**About this exercise**. Provide the number of lines in the entries below containing "from", with no further words.

**Data for this task**.
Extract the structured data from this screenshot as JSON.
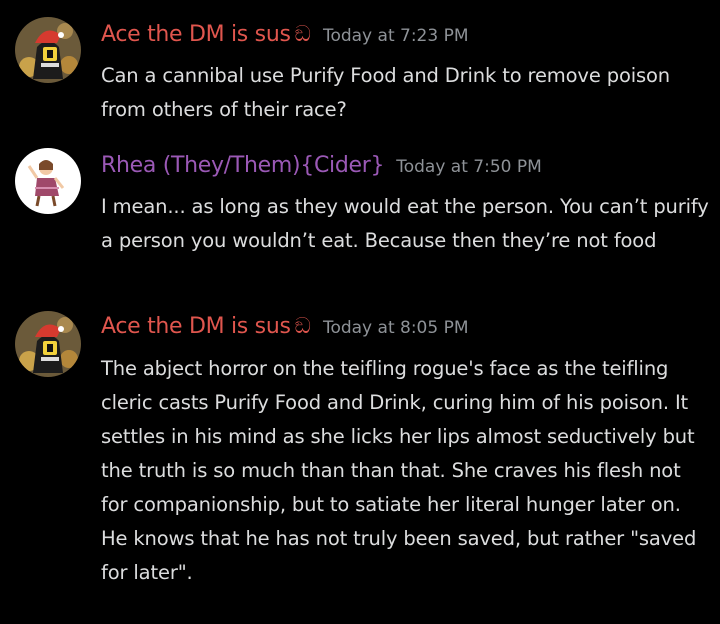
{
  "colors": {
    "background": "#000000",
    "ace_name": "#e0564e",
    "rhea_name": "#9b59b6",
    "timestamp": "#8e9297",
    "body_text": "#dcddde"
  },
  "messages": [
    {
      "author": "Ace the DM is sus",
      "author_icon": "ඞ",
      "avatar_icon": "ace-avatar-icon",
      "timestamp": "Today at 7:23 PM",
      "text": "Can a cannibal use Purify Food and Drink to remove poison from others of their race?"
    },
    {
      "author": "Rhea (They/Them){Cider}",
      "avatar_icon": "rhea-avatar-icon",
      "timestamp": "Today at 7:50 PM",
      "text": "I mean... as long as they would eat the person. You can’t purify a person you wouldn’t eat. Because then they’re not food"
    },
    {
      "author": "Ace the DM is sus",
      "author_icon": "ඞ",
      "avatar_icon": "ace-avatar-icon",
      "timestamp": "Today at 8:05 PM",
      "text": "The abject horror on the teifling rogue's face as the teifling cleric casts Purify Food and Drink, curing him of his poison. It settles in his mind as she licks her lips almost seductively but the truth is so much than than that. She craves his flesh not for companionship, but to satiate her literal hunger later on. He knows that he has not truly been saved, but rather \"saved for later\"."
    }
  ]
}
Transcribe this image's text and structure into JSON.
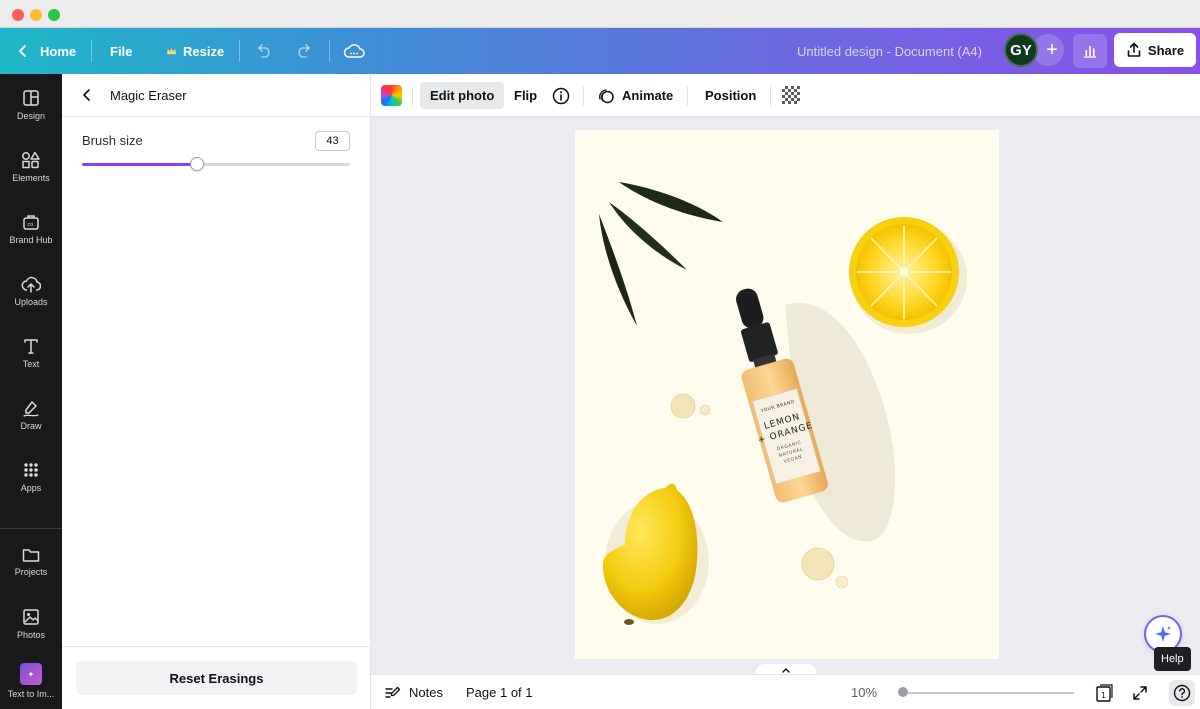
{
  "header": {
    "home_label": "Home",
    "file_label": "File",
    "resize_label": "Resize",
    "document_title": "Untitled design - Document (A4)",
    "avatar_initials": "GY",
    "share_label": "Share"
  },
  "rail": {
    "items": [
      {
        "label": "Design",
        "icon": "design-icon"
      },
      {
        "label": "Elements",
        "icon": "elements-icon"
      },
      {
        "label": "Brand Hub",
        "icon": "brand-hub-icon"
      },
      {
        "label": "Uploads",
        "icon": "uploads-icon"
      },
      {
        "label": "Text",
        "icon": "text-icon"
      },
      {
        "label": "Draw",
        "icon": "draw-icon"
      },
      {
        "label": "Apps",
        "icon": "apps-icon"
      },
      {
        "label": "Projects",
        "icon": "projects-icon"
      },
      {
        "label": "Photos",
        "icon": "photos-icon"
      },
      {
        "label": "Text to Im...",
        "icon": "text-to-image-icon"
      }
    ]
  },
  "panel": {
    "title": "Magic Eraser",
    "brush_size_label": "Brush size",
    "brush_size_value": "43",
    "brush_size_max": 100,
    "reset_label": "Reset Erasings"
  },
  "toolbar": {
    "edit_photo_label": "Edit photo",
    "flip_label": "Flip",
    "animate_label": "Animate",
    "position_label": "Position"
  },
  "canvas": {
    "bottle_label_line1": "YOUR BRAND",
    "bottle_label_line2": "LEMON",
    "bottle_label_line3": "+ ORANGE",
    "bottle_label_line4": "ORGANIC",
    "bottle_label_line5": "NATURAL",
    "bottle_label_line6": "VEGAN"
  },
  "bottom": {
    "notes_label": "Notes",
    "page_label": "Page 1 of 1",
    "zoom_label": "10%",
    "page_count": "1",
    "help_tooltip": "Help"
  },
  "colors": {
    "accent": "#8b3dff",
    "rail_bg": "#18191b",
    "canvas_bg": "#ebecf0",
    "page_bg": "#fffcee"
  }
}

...

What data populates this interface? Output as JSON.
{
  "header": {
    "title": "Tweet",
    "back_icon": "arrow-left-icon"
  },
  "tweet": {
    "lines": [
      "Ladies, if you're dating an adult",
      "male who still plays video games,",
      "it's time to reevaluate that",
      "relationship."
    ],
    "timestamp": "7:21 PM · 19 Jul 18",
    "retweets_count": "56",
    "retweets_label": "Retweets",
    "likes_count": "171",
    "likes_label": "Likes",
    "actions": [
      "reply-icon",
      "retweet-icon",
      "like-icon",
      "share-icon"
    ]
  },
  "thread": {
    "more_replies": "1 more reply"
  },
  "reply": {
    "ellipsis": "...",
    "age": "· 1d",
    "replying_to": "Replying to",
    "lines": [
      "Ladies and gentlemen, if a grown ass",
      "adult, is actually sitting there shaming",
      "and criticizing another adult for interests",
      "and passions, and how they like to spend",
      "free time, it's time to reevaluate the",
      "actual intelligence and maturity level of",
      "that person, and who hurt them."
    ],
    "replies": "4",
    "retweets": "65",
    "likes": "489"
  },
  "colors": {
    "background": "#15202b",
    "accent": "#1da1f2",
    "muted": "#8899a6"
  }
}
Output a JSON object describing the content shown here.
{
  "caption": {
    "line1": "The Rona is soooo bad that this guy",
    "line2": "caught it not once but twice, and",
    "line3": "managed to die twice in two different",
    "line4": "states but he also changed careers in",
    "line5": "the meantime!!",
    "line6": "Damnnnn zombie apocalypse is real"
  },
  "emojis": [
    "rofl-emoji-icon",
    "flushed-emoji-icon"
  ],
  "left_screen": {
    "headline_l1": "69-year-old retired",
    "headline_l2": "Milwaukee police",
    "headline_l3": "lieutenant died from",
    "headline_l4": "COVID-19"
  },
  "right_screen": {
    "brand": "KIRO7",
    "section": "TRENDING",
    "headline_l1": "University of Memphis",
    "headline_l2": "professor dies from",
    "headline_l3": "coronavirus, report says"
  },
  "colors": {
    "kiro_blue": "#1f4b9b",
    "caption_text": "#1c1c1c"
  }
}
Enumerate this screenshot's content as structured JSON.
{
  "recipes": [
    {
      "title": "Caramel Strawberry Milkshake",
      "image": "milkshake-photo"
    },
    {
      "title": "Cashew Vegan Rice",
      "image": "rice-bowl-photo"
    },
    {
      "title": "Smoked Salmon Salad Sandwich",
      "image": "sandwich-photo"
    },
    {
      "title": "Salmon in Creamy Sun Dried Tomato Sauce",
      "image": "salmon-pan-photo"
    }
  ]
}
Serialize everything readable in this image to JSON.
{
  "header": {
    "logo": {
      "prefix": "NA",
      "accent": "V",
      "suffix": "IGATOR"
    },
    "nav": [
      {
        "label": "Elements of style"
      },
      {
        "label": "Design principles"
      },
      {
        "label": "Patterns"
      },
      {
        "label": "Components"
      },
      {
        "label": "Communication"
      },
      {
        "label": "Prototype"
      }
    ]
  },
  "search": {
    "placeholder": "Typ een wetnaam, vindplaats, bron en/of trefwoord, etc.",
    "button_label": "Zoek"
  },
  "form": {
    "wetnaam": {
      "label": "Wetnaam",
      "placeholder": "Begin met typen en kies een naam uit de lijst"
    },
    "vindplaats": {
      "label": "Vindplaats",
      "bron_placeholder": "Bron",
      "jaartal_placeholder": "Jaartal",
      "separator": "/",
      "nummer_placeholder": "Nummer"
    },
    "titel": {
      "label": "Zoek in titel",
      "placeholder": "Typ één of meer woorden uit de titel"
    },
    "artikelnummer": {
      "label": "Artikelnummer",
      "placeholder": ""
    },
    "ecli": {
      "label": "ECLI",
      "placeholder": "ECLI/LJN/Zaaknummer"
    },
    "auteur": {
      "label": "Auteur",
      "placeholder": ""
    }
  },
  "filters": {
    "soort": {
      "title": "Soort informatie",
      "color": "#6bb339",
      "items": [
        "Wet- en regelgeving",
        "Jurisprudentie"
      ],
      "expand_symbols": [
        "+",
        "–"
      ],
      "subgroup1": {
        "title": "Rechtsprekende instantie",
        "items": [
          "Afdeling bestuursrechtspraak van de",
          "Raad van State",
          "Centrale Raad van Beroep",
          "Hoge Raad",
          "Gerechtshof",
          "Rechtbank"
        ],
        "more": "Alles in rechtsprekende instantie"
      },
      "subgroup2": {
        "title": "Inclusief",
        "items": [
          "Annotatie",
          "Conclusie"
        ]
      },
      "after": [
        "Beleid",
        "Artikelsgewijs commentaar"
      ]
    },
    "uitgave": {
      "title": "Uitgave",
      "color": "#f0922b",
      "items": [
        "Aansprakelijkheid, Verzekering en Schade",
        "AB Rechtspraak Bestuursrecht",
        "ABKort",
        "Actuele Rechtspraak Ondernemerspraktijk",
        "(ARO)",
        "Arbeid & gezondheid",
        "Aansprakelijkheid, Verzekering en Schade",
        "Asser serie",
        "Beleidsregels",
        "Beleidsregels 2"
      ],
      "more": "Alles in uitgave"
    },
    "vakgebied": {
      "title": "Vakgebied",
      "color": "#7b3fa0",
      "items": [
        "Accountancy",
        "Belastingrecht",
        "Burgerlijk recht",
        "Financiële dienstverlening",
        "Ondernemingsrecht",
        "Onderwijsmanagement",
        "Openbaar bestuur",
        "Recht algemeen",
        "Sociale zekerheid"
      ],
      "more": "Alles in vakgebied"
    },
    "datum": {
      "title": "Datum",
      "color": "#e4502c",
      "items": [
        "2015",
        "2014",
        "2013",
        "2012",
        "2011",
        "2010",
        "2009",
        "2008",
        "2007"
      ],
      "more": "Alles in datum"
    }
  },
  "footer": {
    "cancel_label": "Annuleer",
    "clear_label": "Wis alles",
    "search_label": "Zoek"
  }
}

**Answer for the task**. 4